START Records for the exercise

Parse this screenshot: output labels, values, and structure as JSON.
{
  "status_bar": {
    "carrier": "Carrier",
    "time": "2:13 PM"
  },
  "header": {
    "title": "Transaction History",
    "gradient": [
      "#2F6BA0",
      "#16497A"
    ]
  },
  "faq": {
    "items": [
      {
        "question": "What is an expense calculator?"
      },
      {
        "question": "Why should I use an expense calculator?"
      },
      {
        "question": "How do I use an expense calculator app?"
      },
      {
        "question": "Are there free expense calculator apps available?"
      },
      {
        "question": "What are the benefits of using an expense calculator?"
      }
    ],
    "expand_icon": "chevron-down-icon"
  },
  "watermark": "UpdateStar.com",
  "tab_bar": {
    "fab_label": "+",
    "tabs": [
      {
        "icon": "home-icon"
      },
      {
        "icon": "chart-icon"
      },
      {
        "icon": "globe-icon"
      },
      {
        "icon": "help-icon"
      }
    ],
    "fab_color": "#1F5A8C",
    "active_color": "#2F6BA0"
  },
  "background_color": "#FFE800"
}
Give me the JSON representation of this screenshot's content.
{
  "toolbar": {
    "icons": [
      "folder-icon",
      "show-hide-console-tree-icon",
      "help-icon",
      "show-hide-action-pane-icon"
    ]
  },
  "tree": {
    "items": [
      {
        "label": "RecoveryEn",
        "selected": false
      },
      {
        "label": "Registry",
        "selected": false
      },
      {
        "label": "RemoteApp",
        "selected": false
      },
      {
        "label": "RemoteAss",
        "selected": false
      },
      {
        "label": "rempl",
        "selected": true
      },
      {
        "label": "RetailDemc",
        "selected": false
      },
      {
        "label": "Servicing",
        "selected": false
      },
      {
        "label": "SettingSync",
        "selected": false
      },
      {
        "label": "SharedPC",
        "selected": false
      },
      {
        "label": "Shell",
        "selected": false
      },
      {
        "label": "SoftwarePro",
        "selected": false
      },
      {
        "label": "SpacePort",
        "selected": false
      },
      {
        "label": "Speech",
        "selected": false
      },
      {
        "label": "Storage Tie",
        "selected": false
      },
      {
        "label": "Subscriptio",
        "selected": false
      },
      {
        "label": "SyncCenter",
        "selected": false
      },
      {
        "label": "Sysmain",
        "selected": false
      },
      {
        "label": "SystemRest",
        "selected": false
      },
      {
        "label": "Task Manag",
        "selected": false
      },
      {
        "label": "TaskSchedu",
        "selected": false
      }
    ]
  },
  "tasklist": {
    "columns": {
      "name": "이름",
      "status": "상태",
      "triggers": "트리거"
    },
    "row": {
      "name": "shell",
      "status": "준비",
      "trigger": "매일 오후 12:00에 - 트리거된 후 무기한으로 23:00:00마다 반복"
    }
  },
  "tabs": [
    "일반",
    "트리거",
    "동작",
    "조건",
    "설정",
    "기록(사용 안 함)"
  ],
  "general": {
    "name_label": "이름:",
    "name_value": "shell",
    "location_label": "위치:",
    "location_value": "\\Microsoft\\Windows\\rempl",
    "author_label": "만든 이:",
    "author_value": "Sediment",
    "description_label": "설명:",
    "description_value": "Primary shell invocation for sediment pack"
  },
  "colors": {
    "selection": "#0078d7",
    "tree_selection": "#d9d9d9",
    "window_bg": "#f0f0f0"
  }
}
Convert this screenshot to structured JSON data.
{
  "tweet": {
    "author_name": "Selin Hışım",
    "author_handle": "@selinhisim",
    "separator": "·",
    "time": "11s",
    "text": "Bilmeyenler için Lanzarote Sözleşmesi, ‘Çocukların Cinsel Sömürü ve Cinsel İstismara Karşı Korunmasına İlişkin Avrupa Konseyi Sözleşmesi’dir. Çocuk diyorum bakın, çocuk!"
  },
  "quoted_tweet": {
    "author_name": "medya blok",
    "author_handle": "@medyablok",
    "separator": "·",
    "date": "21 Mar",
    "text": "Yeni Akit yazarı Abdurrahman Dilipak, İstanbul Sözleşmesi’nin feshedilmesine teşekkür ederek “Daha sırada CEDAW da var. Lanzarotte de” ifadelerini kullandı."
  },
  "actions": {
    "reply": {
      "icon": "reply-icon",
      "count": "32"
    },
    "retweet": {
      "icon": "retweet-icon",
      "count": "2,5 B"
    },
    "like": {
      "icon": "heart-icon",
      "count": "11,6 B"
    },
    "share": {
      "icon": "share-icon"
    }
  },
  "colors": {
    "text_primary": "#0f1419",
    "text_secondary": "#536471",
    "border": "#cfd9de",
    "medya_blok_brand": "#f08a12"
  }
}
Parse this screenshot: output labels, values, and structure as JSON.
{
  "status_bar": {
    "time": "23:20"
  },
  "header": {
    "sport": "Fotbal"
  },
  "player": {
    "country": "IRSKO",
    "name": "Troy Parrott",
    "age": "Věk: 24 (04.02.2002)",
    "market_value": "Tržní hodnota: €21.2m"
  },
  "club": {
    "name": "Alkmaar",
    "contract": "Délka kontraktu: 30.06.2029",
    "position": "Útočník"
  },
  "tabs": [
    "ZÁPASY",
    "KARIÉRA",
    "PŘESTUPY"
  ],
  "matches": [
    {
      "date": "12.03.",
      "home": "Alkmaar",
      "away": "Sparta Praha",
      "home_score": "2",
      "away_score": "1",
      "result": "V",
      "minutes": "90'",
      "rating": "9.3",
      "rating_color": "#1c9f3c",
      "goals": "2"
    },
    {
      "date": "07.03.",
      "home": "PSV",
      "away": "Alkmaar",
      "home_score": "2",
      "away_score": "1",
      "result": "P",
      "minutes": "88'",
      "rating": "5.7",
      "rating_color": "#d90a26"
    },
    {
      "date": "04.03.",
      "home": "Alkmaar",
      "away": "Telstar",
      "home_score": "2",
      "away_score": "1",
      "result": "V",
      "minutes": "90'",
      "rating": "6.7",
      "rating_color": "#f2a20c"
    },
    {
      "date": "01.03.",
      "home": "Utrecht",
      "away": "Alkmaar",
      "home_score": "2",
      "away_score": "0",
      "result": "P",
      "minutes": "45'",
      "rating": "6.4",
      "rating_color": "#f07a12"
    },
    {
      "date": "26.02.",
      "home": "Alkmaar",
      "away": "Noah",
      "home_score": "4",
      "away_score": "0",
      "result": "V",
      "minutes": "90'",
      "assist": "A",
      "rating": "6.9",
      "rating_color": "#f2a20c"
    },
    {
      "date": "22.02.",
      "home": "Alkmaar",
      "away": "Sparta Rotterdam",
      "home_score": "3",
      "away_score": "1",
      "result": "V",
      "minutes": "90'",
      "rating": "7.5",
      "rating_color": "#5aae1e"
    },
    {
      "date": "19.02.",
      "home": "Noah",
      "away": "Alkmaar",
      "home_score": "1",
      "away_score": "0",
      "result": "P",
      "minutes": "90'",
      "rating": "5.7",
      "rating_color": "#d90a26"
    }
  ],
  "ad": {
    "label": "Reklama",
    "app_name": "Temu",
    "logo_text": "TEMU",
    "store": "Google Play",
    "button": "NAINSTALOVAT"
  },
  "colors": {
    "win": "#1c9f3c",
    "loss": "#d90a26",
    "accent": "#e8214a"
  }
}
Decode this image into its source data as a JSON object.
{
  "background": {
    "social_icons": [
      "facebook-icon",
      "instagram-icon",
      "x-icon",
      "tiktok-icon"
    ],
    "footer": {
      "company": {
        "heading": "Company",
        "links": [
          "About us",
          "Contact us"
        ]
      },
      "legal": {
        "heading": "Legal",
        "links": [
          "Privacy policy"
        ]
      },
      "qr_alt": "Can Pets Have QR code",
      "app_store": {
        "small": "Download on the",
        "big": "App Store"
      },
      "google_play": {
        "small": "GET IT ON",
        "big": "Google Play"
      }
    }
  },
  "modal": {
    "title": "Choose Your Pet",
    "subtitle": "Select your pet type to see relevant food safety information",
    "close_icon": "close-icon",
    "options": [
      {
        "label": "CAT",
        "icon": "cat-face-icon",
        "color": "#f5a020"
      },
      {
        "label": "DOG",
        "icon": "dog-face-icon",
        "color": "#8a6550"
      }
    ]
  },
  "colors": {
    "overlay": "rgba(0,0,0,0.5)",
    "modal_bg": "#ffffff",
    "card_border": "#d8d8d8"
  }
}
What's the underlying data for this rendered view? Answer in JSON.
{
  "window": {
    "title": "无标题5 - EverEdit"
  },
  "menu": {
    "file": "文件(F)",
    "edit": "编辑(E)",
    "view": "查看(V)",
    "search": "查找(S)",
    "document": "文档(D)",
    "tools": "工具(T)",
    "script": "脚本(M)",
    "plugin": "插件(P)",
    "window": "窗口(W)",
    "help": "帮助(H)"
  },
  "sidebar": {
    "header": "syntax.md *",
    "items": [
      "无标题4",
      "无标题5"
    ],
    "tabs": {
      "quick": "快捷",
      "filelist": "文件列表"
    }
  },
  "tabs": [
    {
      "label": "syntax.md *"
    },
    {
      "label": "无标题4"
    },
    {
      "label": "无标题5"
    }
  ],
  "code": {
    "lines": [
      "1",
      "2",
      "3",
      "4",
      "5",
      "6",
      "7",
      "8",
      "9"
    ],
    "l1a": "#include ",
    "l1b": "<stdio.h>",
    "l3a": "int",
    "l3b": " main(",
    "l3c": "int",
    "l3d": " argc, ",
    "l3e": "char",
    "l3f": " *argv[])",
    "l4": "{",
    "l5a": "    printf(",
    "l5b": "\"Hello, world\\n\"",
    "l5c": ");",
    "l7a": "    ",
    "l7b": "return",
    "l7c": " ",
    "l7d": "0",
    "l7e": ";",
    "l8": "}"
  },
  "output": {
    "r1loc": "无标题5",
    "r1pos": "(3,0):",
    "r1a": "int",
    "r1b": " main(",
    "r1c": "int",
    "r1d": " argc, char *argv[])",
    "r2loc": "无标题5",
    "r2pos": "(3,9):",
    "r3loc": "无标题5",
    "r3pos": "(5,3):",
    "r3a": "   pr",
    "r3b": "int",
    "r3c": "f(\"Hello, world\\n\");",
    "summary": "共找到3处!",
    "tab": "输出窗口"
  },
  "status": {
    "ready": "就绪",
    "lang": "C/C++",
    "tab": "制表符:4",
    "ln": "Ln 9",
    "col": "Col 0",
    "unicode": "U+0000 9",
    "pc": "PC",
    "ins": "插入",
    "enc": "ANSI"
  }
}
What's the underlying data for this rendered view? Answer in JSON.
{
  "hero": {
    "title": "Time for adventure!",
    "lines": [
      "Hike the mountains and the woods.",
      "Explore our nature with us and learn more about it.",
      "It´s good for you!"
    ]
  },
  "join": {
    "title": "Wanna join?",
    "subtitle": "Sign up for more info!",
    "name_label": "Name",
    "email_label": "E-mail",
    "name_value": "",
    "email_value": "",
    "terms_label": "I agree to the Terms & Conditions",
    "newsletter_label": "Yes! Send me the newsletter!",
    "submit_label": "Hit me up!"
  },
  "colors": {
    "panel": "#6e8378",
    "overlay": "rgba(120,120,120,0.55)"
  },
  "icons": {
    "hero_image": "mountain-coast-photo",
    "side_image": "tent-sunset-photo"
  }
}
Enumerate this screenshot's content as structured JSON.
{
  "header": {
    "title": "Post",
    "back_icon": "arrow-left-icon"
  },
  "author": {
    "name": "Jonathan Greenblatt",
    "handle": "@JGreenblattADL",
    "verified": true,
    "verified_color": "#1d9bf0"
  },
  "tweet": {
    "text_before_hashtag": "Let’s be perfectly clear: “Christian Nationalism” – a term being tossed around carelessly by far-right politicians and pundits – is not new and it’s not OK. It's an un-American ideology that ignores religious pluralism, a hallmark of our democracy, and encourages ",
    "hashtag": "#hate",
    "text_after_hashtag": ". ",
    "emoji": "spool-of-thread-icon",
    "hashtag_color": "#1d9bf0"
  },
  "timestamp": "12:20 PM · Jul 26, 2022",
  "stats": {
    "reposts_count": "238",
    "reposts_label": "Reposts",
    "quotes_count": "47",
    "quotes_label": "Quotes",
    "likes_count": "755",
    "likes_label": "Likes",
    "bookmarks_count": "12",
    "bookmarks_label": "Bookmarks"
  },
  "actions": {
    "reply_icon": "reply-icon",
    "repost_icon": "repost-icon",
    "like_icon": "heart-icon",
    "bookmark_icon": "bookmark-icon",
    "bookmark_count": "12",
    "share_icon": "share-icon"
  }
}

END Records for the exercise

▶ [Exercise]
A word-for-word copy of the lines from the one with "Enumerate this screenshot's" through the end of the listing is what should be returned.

▶ [Exercise solution]
Enumerate this screenshot's content as structured JSON.
{
  "header": {
    "title": "Post",
    "back_icon": "arrow-left-icon"
  },
  "author": {
    "name": "Jonathan Greenblatt",
    "handle": "@JGreenblattADL",
    "verified": true,
    "verified_color": "#1d9bf0"
  },
  "tweet": {
    "text_before_hashtag": "Let’s be perfectly clear: “Christian Nationalism” – a term being tossed around carelessly by far-right politicians and pundits – is not new and it’s not OK. It's an un-American ideology that ignores religious pluralism, a hallmark of our democracy, and encourages ",
    "hashtag": "#hate",
    "text_after_hashtag": ". ",
    "emoji": "spool-of-thread-icon",
    "hashtag_color": "#1d9bf0"
  },
  "timestamp": "12:20 PM · Jul 26, 2022",
  "stats": {
    "reposts_count": "238",
    "reposts_label": "Reposts",
    "quotes_count": "47",
    "quotes_label": "Quotes",
    "likes_count": "755",
    "likes_label": "Likes",
    "bookmarks_count": "12",
    "bookmarks_label": "Bookmarks"
  },
  "actions": {
    "reply_icon": "reply-icon",
    "repost_icon": "repost-icon",
    "like_icon": "heart-icon",
    "bookmark_icon": "bookmark-icon",
    "bookmark_count": "12",
    "share_icon": "share-icon"
  }
}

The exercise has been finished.